Personal Training, Corporate Wellness, Bootcamp, Spin Classes in Ruddington, West Bridgford and Nottingham.
Tuesday, 24 June 2014
Our Obesity Crisis
Should we continually blame the
manufacturer and marketing companies for making our kids Obese?
Whilst we can agree with the sentiment that manufacturers and suppliers
of our food should do more to reduce the levels of potentially harmful sugar,
salt and fat contents in some of our food. Are we wrong to simply blame
them for our level of obesity we now see in society?
A recent article in the Mirror (bit.ly/1sA4s9s) states
that we should also be stopping celebrities from endorsing such products.
With huge sums of money being offered to top sports personalities such as
David Beckham, Wayne Rooney and the like this is never going to happen.
You have to ask the question though as to why we are seeking to blame
these commercial businesses for what is a Western world issue. Almost all
the modern Western countries are suffering to some extent from this obesity
crisis and it is only likely to get worse
Britain is one of the highest levels and we truly believe that this is
an education issue. Not in the sense that schools should carry the burden
but that people simply don't understand the problems and how to manage their
diet and exercise.
7 Main reasons were identified for influencing obesity
·Biology: an individual’s starting point - the influence of genetics and
·Activity environment: the influence of the environment on an
individual’s activity behaviour, for example a decision to cycle to work may be
influenced by road safety, air pollution or provision of a cycle shelter and
·Physical Activity: the type, frequency and intensity of activities an
individual carries out, such as cycling vigorously to work every day;
·Societal influences: the impact of society, for example the influence of
the media, education, peer pressure or culture;
·Individual psychology: for example a person’s individual psychological
drive for particular foods and consumption patterns, or physical activity
patterns or preferences;
·Food environment: the influence of the food environment on an
individual’s food choices, for example a decision to eat more fruit and

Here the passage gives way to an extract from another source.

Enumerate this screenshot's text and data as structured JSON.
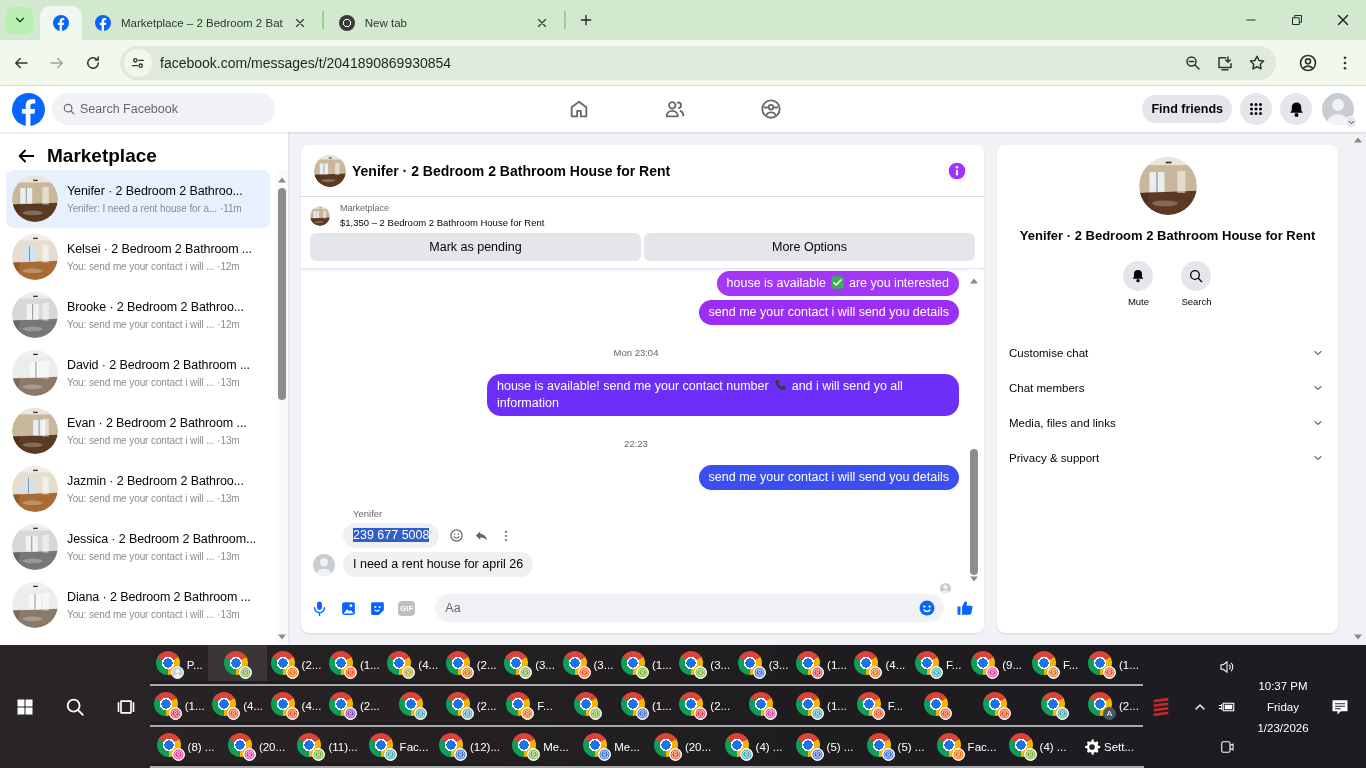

vegetables may be influenced by the availability and quality of fruit and
vegetables near home;
·Food consumption: the quality, quantity (portion sizes) and frequency
(snacking patterns) of an individual’s diet.
A study back in 2011 showed that only 39% of men and 26% of women were
taking part in the recommended weekly amounts of exercise? When you consider
that a child is twice as likely to grow up obese if their parents do not
partake in exercise the impact of this statistic makes very scary reading for
It was also stated that social and economic status and income was a
factor in how much exercise and the type of diets that were being consumed.
With outdoor exercise becoming more popular than ever, surely there is no
longer a need for expensive gym memberships and that educating individuals how
to train cheaply should become a priority. It is also a myth that fresh produce
is more expensive that processed foods. What is requires are thought, planning
and a little know how.
Jamie Oliver the celebrity chef has produced programs based on cheap but
healthy foods and details can be found onlineJamie Oliver website.
We believe that if the government are to focus on driving down obesity
in our society we need to tackle this in a number of ways
1) Continue to work with industry to reduce the harmful levels of
sugars, fats and salts in our foods
2) Provide education on food labelling and reduce the ambiguity
surrounding low fat, fat free foods which are often a gimmick to sell foods
3) Instead of encouraging weight loss classes which simply encourage
calorie counting we need to educate about food, what works well, what is a
balanced diet, why treats can be good if in moderation. We should teach
this in schools and food education should be part of the curriculum
4) PE in schools should be taken seriously and teachers, especially
primary schools where dedicated PE teachers are not employed should be provided
the skills to deliver effective work outs for young children. Every child
should have to partake
5) Every school should offer after school sporting or exercise
6) Local fitness businesses should be provided incentives to encourage
greater uptake. Private golf courses receive VAT reductions or as if
often the case pays no tax at all yet fitness and health businesses still do? With
a crisis like we have surely this has to be considered?
7) Encourage the lottery fund to divert more of the funding away from
massive investments in things like new opera houses and art galleries and
deliver it to community projects that aim to deliver educational based fitness,
healthy lifestyle and food projects.
Obesity is not a problem that strikes at a certain demographic but if we
are not careful will be our biggest killer. We all have a responsibility to
ourselves and our next generation. Whilst Government and industry need to
play their part, it’s often very easy to blame others when ultimately unless we
remove all such products from the shelves and militarily enforce exercise it
can only be the individual who makes the choice not to die young!